This fun yet practical workshop shows how you can get better pictures from your mobile phone. It covers preparing your smart phone, general camera phone app settings as well as composition, exposure and editing.

The session was informative and interactive, Nigel was friendly, approachable, encouraged questions, and gave time for experimenting.  Numerous times throughout the evening, one or another member could be heard saying “I had no idea my phone could do that!”.  We have no hesitation in recommending Nigel as a speaker to any group, large or small. Arwen Beaton, Brislington WI
mobile phone photography class in Bath and Bristol
This popular mobile phone photography training session has been delivered at the University of Bath, Linguarama, 24 Hours in the City the Royal Photographic Society Microsoft, Zurich Insurance, Royal Automobile Club and to numerous other groups and individuals. The skills covered will help attendees to get better portrait and product pictures for social media, publicity, promotion, for pleasure or even high quality print.

mobile phone photography classModern mobile phones are quite capable of delivering high quality, print ready images if used with care.
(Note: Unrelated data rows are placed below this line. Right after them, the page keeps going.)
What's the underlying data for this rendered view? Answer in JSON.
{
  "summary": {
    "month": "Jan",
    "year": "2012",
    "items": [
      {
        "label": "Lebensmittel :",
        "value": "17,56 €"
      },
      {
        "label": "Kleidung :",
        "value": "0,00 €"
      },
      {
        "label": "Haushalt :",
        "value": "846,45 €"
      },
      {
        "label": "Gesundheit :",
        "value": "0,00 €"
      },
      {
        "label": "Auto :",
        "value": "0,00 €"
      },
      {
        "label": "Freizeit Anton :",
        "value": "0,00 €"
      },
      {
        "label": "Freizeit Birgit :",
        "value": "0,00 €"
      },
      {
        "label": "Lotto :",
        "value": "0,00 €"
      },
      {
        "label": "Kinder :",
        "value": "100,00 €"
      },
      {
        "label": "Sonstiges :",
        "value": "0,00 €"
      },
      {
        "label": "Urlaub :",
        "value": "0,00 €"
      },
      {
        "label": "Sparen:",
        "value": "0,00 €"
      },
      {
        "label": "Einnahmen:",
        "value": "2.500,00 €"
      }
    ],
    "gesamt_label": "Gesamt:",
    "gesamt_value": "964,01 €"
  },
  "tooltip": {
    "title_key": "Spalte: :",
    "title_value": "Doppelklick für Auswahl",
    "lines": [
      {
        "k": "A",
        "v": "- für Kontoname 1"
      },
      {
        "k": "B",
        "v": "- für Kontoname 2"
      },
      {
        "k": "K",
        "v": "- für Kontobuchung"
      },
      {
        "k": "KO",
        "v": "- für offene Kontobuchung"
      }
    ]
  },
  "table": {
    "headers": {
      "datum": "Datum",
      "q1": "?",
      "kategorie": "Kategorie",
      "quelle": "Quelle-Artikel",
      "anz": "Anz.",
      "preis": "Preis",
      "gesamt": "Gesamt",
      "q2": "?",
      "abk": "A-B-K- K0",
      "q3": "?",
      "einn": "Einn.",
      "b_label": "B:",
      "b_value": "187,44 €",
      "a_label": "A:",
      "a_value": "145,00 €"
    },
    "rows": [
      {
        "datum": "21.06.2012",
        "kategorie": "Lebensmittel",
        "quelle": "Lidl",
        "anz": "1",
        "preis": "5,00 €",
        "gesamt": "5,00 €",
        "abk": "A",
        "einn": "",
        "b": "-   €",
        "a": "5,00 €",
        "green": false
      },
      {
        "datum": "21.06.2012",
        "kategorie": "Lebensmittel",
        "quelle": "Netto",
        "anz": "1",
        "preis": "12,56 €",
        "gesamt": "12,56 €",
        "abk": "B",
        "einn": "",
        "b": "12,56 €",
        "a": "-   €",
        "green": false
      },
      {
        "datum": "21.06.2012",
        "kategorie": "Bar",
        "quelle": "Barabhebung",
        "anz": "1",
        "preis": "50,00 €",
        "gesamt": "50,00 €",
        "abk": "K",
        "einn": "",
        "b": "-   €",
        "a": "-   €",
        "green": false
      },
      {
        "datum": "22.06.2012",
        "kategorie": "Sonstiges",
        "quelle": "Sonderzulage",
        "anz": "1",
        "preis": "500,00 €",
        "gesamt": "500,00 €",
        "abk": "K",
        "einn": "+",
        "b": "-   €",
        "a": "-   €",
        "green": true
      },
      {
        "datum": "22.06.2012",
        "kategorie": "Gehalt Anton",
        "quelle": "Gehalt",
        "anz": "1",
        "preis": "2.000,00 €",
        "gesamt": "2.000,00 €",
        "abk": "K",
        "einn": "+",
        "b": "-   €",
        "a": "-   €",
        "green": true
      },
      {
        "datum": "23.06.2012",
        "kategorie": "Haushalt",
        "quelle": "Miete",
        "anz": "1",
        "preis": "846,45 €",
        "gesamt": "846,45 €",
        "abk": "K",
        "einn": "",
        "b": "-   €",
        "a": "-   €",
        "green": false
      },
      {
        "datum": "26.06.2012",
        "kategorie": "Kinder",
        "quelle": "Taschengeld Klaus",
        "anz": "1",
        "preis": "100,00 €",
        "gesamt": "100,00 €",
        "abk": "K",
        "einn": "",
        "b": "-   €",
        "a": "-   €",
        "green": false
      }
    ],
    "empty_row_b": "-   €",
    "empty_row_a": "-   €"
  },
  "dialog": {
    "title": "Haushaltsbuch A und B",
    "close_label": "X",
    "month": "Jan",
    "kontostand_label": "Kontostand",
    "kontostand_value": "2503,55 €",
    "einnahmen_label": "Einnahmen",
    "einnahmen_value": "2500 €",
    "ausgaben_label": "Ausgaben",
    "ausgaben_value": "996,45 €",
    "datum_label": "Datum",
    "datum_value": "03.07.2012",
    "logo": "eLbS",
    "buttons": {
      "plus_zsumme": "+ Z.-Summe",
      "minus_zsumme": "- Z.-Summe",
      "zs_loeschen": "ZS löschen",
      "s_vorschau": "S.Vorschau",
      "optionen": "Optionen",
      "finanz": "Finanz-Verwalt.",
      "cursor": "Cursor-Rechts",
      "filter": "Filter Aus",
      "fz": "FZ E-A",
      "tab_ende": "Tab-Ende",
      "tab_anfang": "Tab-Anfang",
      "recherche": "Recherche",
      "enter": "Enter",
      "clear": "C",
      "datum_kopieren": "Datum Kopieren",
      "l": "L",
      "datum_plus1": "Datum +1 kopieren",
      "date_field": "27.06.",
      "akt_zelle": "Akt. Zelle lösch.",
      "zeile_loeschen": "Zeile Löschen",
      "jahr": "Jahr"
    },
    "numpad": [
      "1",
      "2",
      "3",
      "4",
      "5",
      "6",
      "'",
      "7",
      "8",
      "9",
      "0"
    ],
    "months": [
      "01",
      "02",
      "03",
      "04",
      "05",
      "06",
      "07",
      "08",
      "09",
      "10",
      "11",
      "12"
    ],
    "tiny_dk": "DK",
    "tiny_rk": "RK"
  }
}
Images can be taken spontaneously and shared immediately, saving time and the cost and delay in  hiring a professional photographer.

The workshop provides a practical and fun staff development activity or for continual professional development (CPD).

No previous photography experience required.

Product photography shot with iphone

The practical, mobile phone photography session is between one and three hours in length (depending on content required) and attendees learn how to get better quality pictures from their mobile device and learn how to edit them. While I use an iPhone for the demonstrations, most features are also available on Android or other platforms.

We also look at a few affordable accessories that can improve quality or build on the camera’s features.

Macro image taken with iPhone CS

Macro image taken with iPhone CS

The practical class is suited to groups of up to 20 students in size, all students need to bring is a fully charged, modern mobile device. The session has been delivered to groups of over 200 individuals though this is less interactive than with smaller groups.

Online workshop prices start from £45 per hour  (maximum size 20). For on site training please contact me for a quote.

Nigel gave me technical and video shooting tips that will take me to the next step of filming my own business video. He is a knowledgeable and generous teacher. N.P, Athens

For on site training, there may be an additional charge for travel and possibly accommodation so please contact me for a more detailed quote.


mobile phone photography training

Food photography shot with iPhone

Capturing high quality audio and video with your smartphone (1 day on-site and online workshop)

I also offer a more advanced 1 day course which explains how to capture the best quality video, audio and still photography and editing on a mobile device. The workshop covers; photographing people, photographing objects, composition, exposure, lighting, high quality sound and video capture, filming interviews, presentations to camera and testimonials, editing and delivery.


Smartphone photography and videography online and face to face  talks

As an alternative to a practical workshop, I also offer talks on the subject to camera clubs, photographic societies and others that want an overview of the subject rather than a practical workshop. This also works for groups larger than twenty where interaction is more difficult. This talk has been delivered to groups of over 300 attendees. Prices for talks start from £80.